■ Information:
--- --- ---

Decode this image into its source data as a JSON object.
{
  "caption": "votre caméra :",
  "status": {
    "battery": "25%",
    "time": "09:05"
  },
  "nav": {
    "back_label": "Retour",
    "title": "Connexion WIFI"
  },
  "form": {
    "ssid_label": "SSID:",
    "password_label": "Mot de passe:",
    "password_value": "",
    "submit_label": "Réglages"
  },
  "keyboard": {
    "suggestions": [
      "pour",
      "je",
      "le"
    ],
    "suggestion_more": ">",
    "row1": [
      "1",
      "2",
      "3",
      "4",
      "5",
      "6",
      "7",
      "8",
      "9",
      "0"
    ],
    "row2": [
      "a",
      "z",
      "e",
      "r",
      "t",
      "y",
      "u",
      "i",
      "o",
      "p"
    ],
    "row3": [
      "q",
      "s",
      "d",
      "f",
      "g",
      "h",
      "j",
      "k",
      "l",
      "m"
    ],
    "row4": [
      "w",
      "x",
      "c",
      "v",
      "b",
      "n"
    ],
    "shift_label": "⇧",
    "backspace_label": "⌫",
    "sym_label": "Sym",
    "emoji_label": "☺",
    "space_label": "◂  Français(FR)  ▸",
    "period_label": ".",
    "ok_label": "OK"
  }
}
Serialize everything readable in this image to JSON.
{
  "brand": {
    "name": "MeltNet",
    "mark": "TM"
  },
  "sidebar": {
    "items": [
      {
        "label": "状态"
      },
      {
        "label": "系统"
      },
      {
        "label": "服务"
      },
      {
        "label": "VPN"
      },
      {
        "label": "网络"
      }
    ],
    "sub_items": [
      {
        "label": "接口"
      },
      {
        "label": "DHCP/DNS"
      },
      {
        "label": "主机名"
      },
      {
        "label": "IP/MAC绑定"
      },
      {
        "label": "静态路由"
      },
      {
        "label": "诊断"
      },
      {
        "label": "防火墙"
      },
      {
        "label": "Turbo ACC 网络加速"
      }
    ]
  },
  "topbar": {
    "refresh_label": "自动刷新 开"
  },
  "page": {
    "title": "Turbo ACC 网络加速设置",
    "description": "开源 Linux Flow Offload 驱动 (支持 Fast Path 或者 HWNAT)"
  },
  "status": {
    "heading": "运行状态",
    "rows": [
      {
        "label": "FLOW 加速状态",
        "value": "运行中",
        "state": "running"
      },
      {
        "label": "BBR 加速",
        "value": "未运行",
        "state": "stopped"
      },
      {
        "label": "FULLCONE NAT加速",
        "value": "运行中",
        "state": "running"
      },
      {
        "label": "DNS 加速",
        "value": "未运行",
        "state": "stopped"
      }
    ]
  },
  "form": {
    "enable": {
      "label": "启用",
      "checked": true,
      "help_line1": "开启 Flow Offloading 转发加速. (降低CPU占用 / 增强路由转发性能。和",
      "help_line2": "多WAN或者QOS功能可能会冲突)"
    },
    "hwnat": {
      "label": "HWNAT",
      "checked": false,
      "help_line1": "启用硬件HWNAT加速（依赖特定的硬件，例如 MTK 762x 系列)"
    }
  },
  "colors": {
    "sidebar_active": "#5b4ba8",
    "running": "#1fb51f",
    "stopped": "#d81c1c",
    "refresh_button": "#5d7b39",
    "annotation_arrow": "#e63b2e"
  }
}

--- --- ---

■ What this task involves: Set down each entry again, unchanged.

■ Exercise solution:
Decode this image into its source data as a JSON object.
{
  "caption": "votre caméra :",
  "status": {
    "battery": "25%",
    "time": "09:05"
  },
  "nav": {
    "back_label": "Retour",
    "title": "Connexion WIFI"
  },
  "form": {
    "ssid_label": "SSID:",
    "password_label": "Mot de passe:",
    "password_value": "",
    "submit_label": "Réglages"
  },
  "keyboard": {
    "suggestions": [
      "pour",
      "je",
      "le"
    ],
    "suggestion_more": ">",
    "row1": [
      "1",
      "2",
      "3",
      "4",
      "5",
      "6",
      "7",
      "8",
      "9",
      "0"
    ],
    "row2": [
      "a",
      "z",
      "e",
      "r",
      "t",
      "y",
      "u",
      "i",
      "o",
      "p"
    ],
    "row3": [
      "q",
      "s",
      "d",
      "f",
      "g",
      "h",
      "j",
      "k",
      "l",
      "m"
    ],
    "row4": [
      "w",
      "x",
      "c",
      "v",
      "b",
      "n"
    ],
    "shift_label": "⇧",
    "backspace_label": "⌫",
    "sym_label": "Sym",
    "emoji_label": "☺",
    "space_label": "◂  Français(FR)  ▸",
    "period_label": ".",
    "ok_label": "OK"
  }
}
Serialize everything readable in this image to JSON.
{
  "brand": {
    "name": "MeltNet",
    "mark": "TM"
  },
  "sidebar": {
    "items": [
      {
        "label": "状态"
      },
      {
        "label": "系统"
      },
      {
        "label": "服务"
      },
      {
        "label": "VPN"
      },
      {
        "label": "网络"
      }
    ],
    "sub_items": [
      {
        "label": "接口"
      },
      {
        "label": "DHCP/DNS"
      },
      {
        "label": "主机名"
      },
      {
        "label": "IP/MAC绑定"
      },
      {
        "label": "静态路由"
      },
      {
        "label": "诊断"
      },
      {
        "label": "防火墙"
      },
      {
        "label": "Turbo ACC 网络加速"
      }
    ]
  },
  "topbar": {
    "refresh_label": "自动刷新 开"
  },
  "page": {
    "title": "Turbo ACC 网络加速设置",
    "description": "开源 Linux Flow Offload 驱动 (支持 Fast Path 或者 HWNAT)"
  },
  "status": {
    "heading": "运行状态",
    "rows": [
      {
        "label": "FLOW 加速状态",
        "value": "运行中",
        "state": "running"
      },
      {
        "label": "BBR 加速",
        "value": "未运行",
        "state": "stopped"
      },
      {
        "label": "FULLCONE NAT加速",
        "value": "运行中",
        "state": "running"
      },
      {
        "label": "DNS 加速",
        "value": "未运行",
        "state": "stopped"
      }
    ]
  },
  "form": {
    "enable": {
      "label": "启用",
      "checked": true,
      "help_line1": "开启 Flow Offloading 转发加速. (降低CPU占用 / 增强路由转发性能。和",
      "help_line2": "多WAN或者QOS功能可能会冲突)"
    },
    "hwnat": {
      "label": "HWNAT",
      "checked": false,
      "help_line1": "启用硬件HWNAT加速（依赖特定的硬件，例如 MTK 762x 系列)"
    }
  },
  "colors": {
    "sidebar_active": "#5b4ba8",
    "running": "#1fb51f",
    "stopped": "#d81c1c",
    "refresh_button": "#5d7b39",
    "annotation_arrow": "#e63b2e"
  }
}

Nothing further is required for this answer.